1-29 We had a view from Sulphur Hills of Pelican Valley, Fishing Bridge at Yellowstone Lake, Absaroka Mtns to the east & Grand Tetons to the south

1-29 We had a view from Sulphur Hills of Pelican Valley, Fishing Bridge at Yellowstone Lake, Absaroka Mtns to the east & Grand Tetons to the south

Tues 2/1 Lucky for me, a man in the lobby with a rental car was flying out on the same flight & gave me a ride at 4:20 AM, But, we had mechanical problems in Bozeman, and I missed my flight home, so had to fly thru Detroit instead, still arriving home before the storm dumped its load of snow on the rest of the country! I was blessed since United told me I wouldn’t be able to fly home til Thurs, and Paul didn’t get out of Bozeman til then. So, grateful to get home in my own bed, XC skiing the Vasa & Sleeping Bear Dunes since!

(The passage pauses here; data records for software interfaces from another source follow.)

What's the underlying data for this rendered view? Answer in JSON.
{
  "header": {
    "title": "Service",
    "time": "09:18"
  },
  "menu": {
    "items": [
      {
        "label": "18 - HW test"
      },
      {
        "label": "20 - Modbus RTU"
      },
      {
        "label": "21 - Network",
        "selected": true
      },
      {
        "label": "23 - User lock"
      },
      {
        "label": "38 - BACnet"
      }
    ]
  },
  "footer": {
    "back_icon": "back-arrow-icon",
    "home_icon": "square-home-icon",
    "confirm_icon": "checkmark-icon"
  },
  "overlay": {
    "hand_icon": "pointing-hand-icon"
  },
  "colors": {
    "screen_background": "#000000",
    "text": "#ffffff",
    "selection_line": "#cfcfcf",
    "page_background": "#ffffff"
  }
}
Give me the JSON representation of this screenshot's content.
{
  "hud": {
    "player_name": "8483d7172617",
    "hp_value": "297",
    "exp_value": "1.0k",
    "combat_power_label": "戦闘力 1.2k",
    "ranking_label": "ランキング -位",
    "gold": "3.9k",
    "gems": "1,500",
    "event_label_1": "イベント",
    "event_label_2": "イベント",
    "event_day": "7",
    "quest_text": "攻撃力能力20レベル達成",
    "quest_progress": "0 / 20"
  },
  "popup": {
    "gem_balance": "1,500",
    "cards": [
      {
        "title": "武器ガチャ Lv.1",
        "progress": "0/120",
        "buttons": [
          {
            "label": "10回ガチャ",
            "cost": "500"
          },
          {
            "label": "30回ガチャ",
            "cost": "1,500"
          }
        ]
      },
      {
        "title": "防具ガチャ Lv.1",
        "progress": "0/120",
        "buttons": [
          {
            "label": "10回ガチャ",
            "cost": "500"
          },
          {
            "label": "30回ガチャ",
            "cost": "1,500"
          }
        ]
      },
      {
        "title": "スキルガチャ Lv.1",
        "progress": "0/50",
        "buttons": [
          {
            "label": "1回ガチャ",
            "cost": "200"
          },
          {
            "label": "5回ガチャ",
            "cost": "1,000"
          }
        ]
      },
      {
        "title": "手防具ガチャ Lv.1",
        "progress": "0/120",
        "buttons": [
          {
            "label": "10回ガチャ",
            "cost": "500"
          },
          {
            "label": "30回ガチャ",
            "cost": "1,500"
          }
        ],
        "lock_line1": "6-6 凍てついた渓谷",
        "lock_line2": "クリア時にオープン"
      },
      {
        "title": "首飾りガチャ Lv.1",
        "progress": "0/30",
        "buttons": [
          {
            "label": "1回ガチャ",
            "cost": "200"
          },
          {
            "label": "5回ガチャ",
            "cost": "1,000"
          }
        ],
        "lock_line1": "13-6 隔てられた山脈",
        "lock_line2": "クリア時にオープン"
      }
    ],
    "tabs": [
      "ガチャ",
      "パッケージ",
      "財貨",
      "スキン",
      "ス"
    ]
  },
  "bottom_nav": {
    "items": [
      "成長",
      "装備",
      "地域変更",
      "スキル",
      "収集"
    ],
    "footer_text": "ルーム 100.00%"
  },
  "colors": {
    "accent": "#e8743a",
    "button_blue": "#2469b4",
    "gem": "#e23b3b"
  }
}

Thanks to Arden, Tom, Sarah, Adam, Kyle, Dominic & Erica with Yellowstone Expeditions for such a memorable adventure, and to Charlotte, Moe & Dave for including me! And, to Mother Nature for providing 20-degree Michigan weather in Wyoming, but with lots of sunshine & very little wind! Another trip-of-a- lifetime!

See more photos at http://www.flickr.com/photos/sarac_energizer/sets/72157625980355172/